Exercise objective: Leave every image out, and print the remaining lines below exactly.

====== Material shown ======

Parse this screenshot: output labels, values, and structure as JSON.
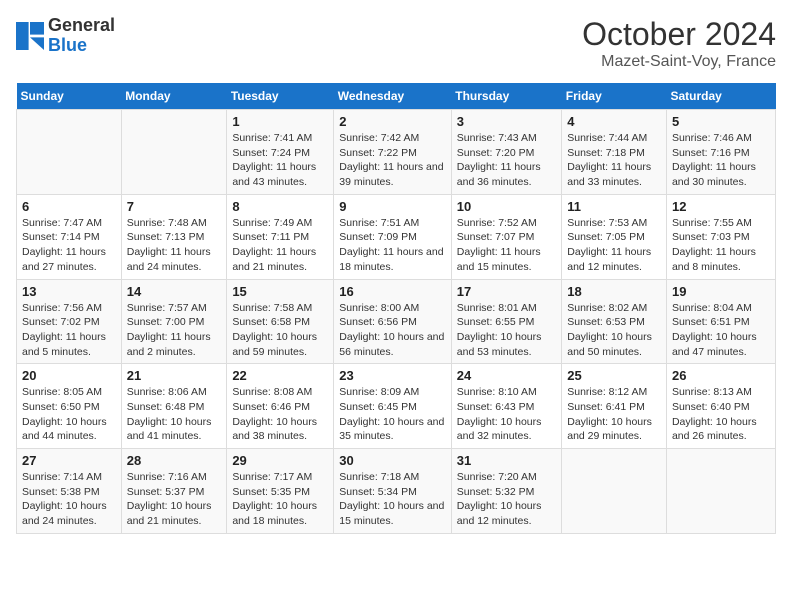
{
  "header": {
    "logo_general": "General",
    "logo_blue": "Blue",
    "title": "October 2024",
    "subtitle": "Mazet-Saint-Voy, France"
  },
  "columns": [
    "Sunday",
    "Monday",
    "Tuesday",
    "Wednesday",
    "Thursday",
    "Friday",
    "Saturday"
  ],
  "rows": [
    [
      {
        "day": "",
        "info": ""
      },
      {
        "day": "",
        "info": ""
      },
      {
        "day": "1",
        "info": "Sunrise: 7:41 AM\nSunset: 7:24 PM\nDaylight: 11 hours and 43 minutes."
      },
      {
        "day": "2",
        "info": "Sunrise: 7:42 AM\nSunset: 7:22 PM\nDaylight: 11 hours and 39 minutes."
      },
      {
        "day": "3",
        "info": "Sunrise: 7:43 AM\nSunset: 7:20 PM\nDaylight: 11 hours and 36 minutes."
      },
      {
        "day": "4",
        "info": "Sunrise: 7:44 AM\nSunset: 7:18 PM\nDaylight: 11 hours and 33 minutes."
      },
      {
        "day": "5",
        "info": "Sunrise: 7:46 AM\nSunset: 7:16 PM\nDaylight: 11 hours and 30 minutes."
      }
    ],
    [
      {
        "day": "6",
        "info": "Sunrise: 7:47 AM\nSunset: 7:14 PM\nDaylight: 11 hours and 27 minutes."
      },
      {
        "day": "7",
        "info": "Sunrise: 7:48 AM\nSunset: 7:13 PM\nDaylight: 11 hours and 24 minutes."
      },
      {
        "day": "8",
        "info": "Sunrise: 7:49 AM\nSunset: 7:11 PM\nDaylight: 11 hours and 21 minutes."
      },
      {
        "day": "9",
        "info": "Sunrise: 7:51 AM\nSunset: 7:09 PM\nDaylight: 11 hours and 18 minutes."
      },
      {
        "day": "10",
        "info": "Sunrise: 7:52 AM\nSunset: 7:07 PM\nDaylight: 11 hours and 15 minutes."
      },
      {
        "day": "11",
        "info": "Sunrise: 7:53 AM\nSunset: 7:05 PM\nDaylight: 11 hours and 12 minutes."
      },
      {
        "day": "12",
        "info": "Sunrise: 7:55 AM\nSunset: 7:03 PM\nDaylight: 11 hours and 8 minutes."
      }
    ],
    [
      {
        "day": "13",
        "info": "Sunrise: 7:56 AM\nSunset: 7:02 PM\nDaylight: 11 hours and 5 minutes."
      },
      {
        "day": "14",
        "info": "Sunrise: 7:57 AM\nSunset: 7:00 PM\nDaylight: 11 hours and 2 minutes."
      },
      {
        "day": "15",
        "info": "Sunrise: 7:58 AM\nSunset: 6:58 PM\nDaylight: 10 hours and 59 minutes."
      },
      {
        "day": "16",
        "info": "Sunrise: 8:00 AM\nSunset: 6:56 PM\nDaylight: 10 hours and 56 minutes."
      },
      {
        "day": "17",
        "info": "Sunrise: 8:01 AM\nSunset: 6:55 PM\nDaylight: 10 hours and 53 minutes."
      },
      {
        "day": "18",
        "info": "Sunrise: 8:02 AM\nSunset: 6:53 PM\nDaylight: 10 hours and 50 minutes."
      },
      {
        "day": "19",
        "info": "Sunrise: 8:04 AM\nSunset: 6:51 PM\nDaylight: 10 hours and 47 minutes."
      }
    ],
    [
      {
        "day": "20",
        "info": "Sunrise: 8:05 AM\nSunset: 6:50 PM\nDaylight: 10 hours and 44 minutes."
      },
      {
        "day": "21",
        "info": "Sunrise: 8:06 AM\nSunset: 6:48 PM\nDaylight: 10 hours and 41 minutes."
      },
      {
        "day": "22",
        "info": "Sunrise: 8:08 AM\nSunset: 6:46 PM\nDaylight: 10 hours and 38 minutes."
      },
      {
        "day": "23",
        "info": "Sunrise: 8:09 AM\nSunset: 6:45 PM\nDaylight: 10 hours and 35 minutes."
      },
      {
        "day": "24",
        "info": "Sunrise: 8:10 AM\nSunset: 6:43 PM\nDaylight: 10 hours and 32 minutes."
      },
      {
        "day": "25",
        "info": "Sunrise: 8:12 AM\nSunset: 6:41 PM\nDaylight: 10 hours and 29 minutes."
      },
      {
        "day": "26",
        "info": "Sunrise: 8:13 AM\nSunset: 6:40 PM\nDaylight: 10 hours and 26 minutes."
      }
    ],
    [
      {
        "day": "27",
        "info": "Sunrise: 7:14 AM\nSunset: 5:38 PM\nDaylight: 10 hours and 24 minutes."
      },
      {
        "day": "28",
        "info": "Sunrise: 7:16 AM\nSunset: 5:37 PM\nDaylight: 10 hours and 21 minutes."
      },
      {
        "day": "29",
        "info": "Sunrise: 7:17 AM\nSunset: 5:35 PM\nDaylight: 10 hours and 18 minutes."
      },
      {
        "day": "30",
        "info": "Sunrise: 7:18 AM\nSunset: 5:34 PM\nDaylight: 10 hours and 15 minutes."
      },
      {
        "day": "31",
        "info": "Sunrise: 7:20 AM\nSunset: 5:32 PM\nDaylight: 10 hours and 12 minutes."
      },
      {
        "day": "",
        "info": ""
      },
      {
        "day": "",
        "info": ""
      }
    ]
  ]
}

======

Reply:
Parse this screenshot: output labels, values, and structure as JSON.
{
  "header": {
    "logo_general": "General",
    "logo_blue": "Blue",
    "title": "October 2024",
    "subtitle": "Mazet-Saint-Voy, France"
  },
  "columns": [
    "Sunday",
    "Monday",
    "Tuesday",
    "Wednesday",
    "Thursday",
    "Friday",
    "Saturday"
  ],
  "rows": [
    [
      {
        "day": "",
        "info": ""
      },
      {
        "day": "",
        "info": ""
      },
      {
        "day": "1",
        "info": "Sunrise: 7:41 AM\nSunset: 7:24 PM\nDaylight: 11 hours and 43 minutes."
      },
      {
        "day": "2",
        "info": "Sunrise: 7:42 AM\nSunset: 7:22 PM\nDaylight: 11 hours and 39 minutes."
      },
      {
        "day": "3",
        "info": "Sunrise: 7:43 AM\nSunset: 7:20 PM\nDaylight: 11 hours and 36 minutes."
      },
      {
        "day": "4",
        "info": "Sunrise: 7:44 AM\nSunset: 7:18 PM\nDaylight: 11 hours and 33 minutes."
      },
      {
        "day": "5",
        "info": "Sunrise: 7:46 AM\nSunset: 7:16 PM\nDaylight: 11 hours and 30 minutes."
      }
    ],
    [
      {
        "day": "6",
        "info": "Sunrise: 7:47 AM\nSunset: 7:14 PM\nDaylight: 11 hours and 27 minutes."
      },
      {
        "day": "7",
        "info": "Sunrise: 7:48 AM\nSunset: 7:13 PM\nDaylight: 11 hours and 24 minutes."
      },
      {
        "day": "8",
        "info": "Sunrise: 7:49 AM\nSunset: 7:11 PM\nDaylight: 11 hours and 21 minutes."
      },
      {
        "day": "9",
        "info": "Sunrise: 7:51 AM\nSunset: 7:09 PM\nDaylight: 11 hours and 18 minutes."
      },
      {
        "day": "10",
        "info": "Sunrise: 7:52 AM\nSunset: 7:07 PM\nDaylight: 11 hours and 15 minutes."
      },
      {
        "day": "11",
        "info": "Sunrise: 7:53 AM\nSunset: 7:05 PM\nDaylight: 11 hours and 12 minutes."
      },
      {
        "day": "12",
        "info": "Sunrise: 7:55 AM\nSunset: 7:03 PM\nDaylight: 11 hours and 8 minutes."
      }
    ],
    [
      {
        "day": "13",
        "info": "Sunrise: 7:56 AM\nSunset: 7:02 PM\nDaylight: 11 hours and 5 minutes."
      },
      {
        "day": "14",
        "info": "Sunrise: 7:57 AM\nSunset: 7:00 PM\nDaylight: 11 hours and 2 minutes."
      },
      {
        "day": "15",
        "info": "Sunrise: 7:58 AM\nSunset: 6:58 PM\nDaylight: 10 hours and 59 minutes."
      },
      {
        "day": "16",
        "info": "Sunrise: 8:00 AM\nSunset: 6:56 PM\nDaylight: 10 hours and 56 minutes."
      },
      {
        "day": "17",
        "info": "Sunrise: 8:01 AM\nSunset: 6:55 PM\nDaylight: 10 hours and 53 minutes."
      },
      {
        "day": "18",
        "info": "Sunrise: 8:02 AM\nSunset: 6:53 PM\nDaylight: 10 hours and 50 minutes."
      },
      {
        "day": "19",
        "info": "Sunrise: 8:04 AM\nSunset: 6:51 PM\nDaylight: 10 hours and 47 minutes."
      }
    ],
    [
      {
        "day": "20",
        "info": "Sunrise: 8:05 AM\nSunset: 6:50 PM\nDaylight: 10 hours and 44 minutes."
      },
      {
        "day": "21",
        "info": "Sunrise: 8:06 AM\nSunset: 6:48 PM\nDaylight: 10 hours and 41 minutes."
      },
      {
        "day": "22",
        "info": "Sunrise: 8:08 AM\nSunset: 6:46 PM\nDaylight: 10 hours and 38 minutes."
      },
      {
        "day": "23",
        "info": "Sunrise: 8:09 AM\nSunset: 6:45 PM\nDaylight: 10 hours and 35 minutes."
      },
      {
        "day": "24",
        "info": "Sunrise: 8:10 AM\nSunset: 6:43 PM\nDaylight: 10 hours and 32 minutes."
      },
      {
        "day": "25",
        "info": "Sunrise: 8:12 AM\nSunset: 6:41 PM\nDaylight: 10 hours and 29 minutes."
      },
      {
        "day": "26",
        "info": "Sunrise: 8:13 AM\nSunset: 6:40 PM\nDaylight: 10 hours and 26 minutes."
      }
    ],
    [
      {
        "day": "27",
        "info": "Sunrise: 7:14 AM\nSunset: 5:38 PM\nDaylight: 10 hours and 24 minutes."
      },
      {
        "day": "28",
        "info": "Sunrise: 7:16 AM\nSunset: 5:37 PM\nDaylight: 10 hours and 21 minutes."
      },
      {
        "day": "29",
        "info": "Sunrise: 7:17 AM\nSunset: 5:35 PM\nDaylight: 10 hours and 18 minutes."
      },
      {
        "day": "30",
        "info": "Sunrise: 7:18 AM\nSunset: 5:34 PM\nDaylight: 10 hours and 15 minutes."
      },
      {
        "day": "31",
        "info": "Sunrise: 7:20 AM\nSunset: 5:32 PM\nDaylight: 10 hours and 12 minutes."
      },
      {
        "day": "",
        "info": ""
      },
      {
        "day": "",
        "info": ""
      }
    ]
  ]
}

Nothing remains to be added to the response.